Material shown.
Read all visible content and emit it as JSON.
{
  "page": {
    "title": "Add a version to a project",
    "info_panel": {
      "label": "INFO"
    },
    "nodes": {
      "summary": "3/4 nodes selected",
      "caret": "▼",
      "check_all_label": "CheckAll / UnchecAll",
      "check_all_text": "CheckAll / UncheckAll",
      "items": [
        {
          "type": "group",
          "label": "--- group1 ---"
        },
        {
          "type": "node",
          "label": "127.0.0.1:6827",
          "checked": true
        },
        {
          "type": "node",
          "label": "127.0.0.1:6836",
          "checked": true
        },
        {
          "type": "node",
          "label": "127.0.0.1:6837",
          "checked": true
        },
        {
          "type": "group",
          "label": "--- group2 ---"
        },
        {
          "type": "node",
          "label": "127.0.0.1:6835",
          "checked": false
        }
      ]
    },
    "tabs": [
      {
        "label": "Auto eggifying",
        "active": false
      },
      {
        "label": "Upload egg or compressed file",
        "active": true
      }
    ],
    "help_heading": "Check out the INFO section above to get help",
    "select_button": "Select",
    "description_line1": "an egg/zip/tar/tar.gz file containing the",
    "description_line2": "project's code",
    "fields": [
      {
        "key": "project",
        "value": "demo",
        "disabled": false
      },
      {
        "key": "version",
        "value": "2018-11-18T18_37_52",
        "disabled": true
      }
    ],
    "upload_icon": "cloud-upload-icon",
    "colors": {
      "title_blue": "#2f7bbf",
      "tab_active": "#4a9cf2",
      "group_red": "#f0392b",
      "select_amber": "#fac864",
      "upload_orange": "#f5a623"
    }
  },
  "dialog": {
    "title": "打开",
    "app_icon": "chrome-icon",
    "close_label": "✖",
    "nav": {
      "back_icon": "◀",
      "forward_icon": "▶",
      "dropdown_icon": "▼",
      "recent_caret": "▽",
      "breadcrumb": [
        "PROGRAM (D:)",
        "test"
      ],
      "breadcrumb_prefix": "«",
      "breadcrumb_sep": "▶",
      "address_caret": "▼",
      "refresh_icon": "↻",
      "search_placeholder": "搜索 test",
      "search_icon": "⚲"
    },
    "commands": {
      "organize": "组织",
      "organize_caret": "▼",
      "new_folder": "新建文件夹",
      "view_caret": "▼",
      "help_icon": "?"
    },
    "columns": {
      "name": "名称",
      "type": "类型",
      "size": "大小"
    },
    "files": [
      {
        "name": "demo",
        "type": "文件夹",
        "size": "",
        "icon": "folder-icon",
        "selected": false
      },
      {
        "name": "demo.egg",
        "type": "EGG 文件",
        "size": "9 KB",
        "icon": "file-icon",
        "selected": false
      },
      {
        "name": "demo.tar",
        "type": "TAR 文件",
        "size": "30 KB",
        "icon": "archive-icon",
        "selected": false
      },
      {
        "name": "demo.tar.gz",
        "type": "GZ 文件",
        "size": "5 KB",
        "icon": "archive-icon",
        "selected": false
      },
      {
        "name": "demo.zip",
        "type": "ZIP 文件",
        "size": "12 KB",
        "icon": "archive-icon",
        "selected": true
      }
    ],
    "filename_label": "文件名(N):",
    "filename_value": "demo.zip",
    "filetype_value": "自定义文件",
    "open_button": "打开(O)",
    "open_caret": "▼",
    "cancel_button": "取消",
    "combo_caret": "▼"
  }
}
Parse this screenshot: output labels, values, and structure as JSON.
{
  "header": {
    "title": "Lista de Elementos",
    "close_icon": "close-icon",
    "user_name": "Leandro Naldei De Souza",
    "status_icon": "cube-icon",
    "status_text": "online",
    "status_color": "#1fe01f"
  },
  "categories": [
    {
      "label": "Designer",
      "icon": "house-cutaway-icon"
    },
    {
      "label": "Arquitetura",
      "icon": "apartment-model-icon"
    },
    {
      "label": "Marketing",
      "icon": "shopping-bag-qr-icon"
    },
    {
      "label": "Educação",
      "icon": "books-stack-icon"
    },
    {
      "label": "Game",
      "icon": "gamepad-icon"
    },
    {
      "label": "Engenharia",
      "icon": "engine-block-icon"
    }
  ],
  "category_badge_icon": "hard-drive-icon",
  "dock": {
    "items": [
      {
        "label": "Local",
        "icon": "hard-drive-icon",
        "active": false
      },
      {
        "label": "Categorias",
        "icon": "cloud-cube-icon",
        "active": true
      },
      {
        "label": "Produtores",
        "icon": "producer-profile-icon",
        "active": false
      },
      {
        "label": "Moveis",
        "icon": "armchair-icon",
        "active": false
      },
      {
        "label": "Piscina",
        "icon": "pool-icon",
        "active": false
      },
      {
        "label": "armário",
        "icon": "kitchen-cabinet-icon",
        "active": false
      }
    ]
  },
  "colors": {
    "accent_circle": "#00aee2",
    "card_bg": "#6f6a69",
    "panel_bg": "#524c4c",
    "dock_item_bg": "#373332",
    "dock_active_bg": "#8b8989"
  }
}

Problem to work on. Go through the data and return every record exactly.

Task solution.
Read all visible content and emit it as JSON.
{
  "page": {
    "title": "Add a version to a project",
    "info_panel": {
      "label": "INFO"
    },
    "nodes": {
      "summary": "3/4 nodes selected",
      "caret": "▼",
      "check_all_label": "CheckAll / UnchecAll",
      "check_all_text": "CheckAll / UncheckAll",
      "items": [
        {
          "type": "group",
          "label": "--- group1 ---"
        },
        {
          "type": "node",
          "label": "127.0.0.1:6827",
          "checked": true
        },
        {
          "type": "node",
          "label": "127.0.0.1:6836",
          "checked": true
        },
        {
          "type": "node",
          "label": "127.0.0.1:6837",
          "checked": true
        },
        {
          "type": "group",
          "label": "--- group2 ---"
        },
        {
          "type": "node",
          "label": "127.0.0.1:6835",
          "checked": false
        }
      ]
    },
    "tabs": [
      {
        "label": "Auto eggifying",
        "active": false
      },
      {
        "label": "Upload egg or compressed file",
        "active": true
      }
    ],
    "help_heading": "Check out the INFO section above to get help",
    "select_button": "Select",
    "description_line1": "an egg/zip/tar/tar.gz file containing the",
    "description_line2": "project's code",
    "fields": [
      {
        "key": "project",
        "value": "demo",
        "disabled": false
      },
      {
        "key": "version",
        "value": "2018-11-18T18_37_52",
        "disabled": true
      }
    ],
    "upload_icon": "cloud-upload-icon",
    "colors": {
      "title_blue": "#2f7bbf",
      "tab_active": "#4a9cf2",
      "group_red": "#f0392b",
      "select_amber": "#fac864",
      "upload_orange": "#f5a623"
    }
  },
  "dialog": {
    "title": "打开",
    "app_icon": "chrome-icon",
    "close_label": "✖",
    "nav": {
      "back_icon": "◀",
      "forward_icon": "▶",
      "dropdown_icon": "▼",
      "recent_caret": "▽",
      "breadcrumb": [
        "PROGRAM (D:)",
        "test"
      ],
      "breadcrumb_prefix": "«",
      "breadcrumb_sep": "▶",
      "address_caret": "▼",
      "refresh_icon": "↻",
      "search_placeholder": "搜索 test",
      "search_icon": "⚲"
    },
    "commands": {
      "organize": "组织",
      "organize_caret": "▼",
      "new_folder": "新建文件夹",
      "view_caret": "▼",
      "help_icon": "?"
    },
    "columns": {
      "name": "名称",
      "type": "类型",
      "size": "大小"
    },
    "files": [
      {
        "name": "demo",
        "type": "文件夹",
        "size": "",
        "icon": "folder-icon",
        "selected": false
      },
      {
        "name": "demo.egg",
        "type": "EGG 文件",
        "size": "9 KB",
        "icon": "file-icon",
        "selected": false
      },
      {
        "name": "demo.tar",
        "type": "TAR 文件",
        "size": "30 KB",
        "icon": "archive-icon",
        "selected": false
      },
      {
        "name": "demo.tar.gz",
        "type": "GZ 文件",
        "size": "5 KB",
        "icon": "archive-icon",
        "selected": false
      },
      {
        "name": "demo.zip",
        "type": "ZIP 文件",
        "size": "12 KB",
        "icon": "archive-icon",
        "selected": true
      }
    ],
    "filename_label": "文件名(N):",
    "filename_value": "demo.zip",
    "filetype_value": "自定义文件",
    "open_button": "打开(O)",
    "open_caret": "▼",
    "cancel_button": "取消",
    "combo_caret": "▼"
  }
}
Parse this screenshot: output labels, values, and structure as JSON.
{
  "header": {
    "title": "Lista de Elementos",
    "close_icon": "close-icon",
    "user_name": "Leandro Naldei De Souza",
    "status_icon": "cube-icon",
    "status_text": "online",
    "status_color": "#1fe01f"
  },
  "categories": [
    {
      "label": "Designer",
      "icon": "house-cutaway-icon"
    },
    {
      "label": "Arquitetura",
      "icon": "apartment-model-icon"
    },
    {
      "label": "Marketing",
      "icon": "shopping-bag-qr-icon"
    },
    {
      "label": "Educação",
      "icon": "books-stack-icon"
    },
    {
      "label": "Game",
      "icon": "gamepad-icon"
    },
    {
      "label": "Engenharia",
      "icon": "engine-block-icon"
    }
  ],
  "category_badge_icon": "hard-drive-icon",
  "dock": {
    "items": [
      {
        "label": "Local",
        "icon": "hard-drive-icon",
        "active": false
      },
      {
        "label": "Categorias",
        "icon": "cloud-cube-icon",
        "active": true
      },
      {
        "label": "Produtores",
        "icon": "producer-profile-icon",
        "active": false
      },
      {
        "label": "Moveis",
        "icon": "armchair-icon",
        "active": false
      },
      {
        "label": "Piscina",
        "icon": "pool-icon",
        "active": false
      },
      {
        "label": "armário",
        "icon": "kitchen-cabinet-icon",
        "active": false
      }
    ]
  },
  "colors": {
    "accent_circle": "#00aee2",
    "card_bg": "#6f6a69",
    "panel_bg": "#524c4c",
    "dock_item_bg": "#373332",
    "dock_active_bg": "#8b8989"
  }
}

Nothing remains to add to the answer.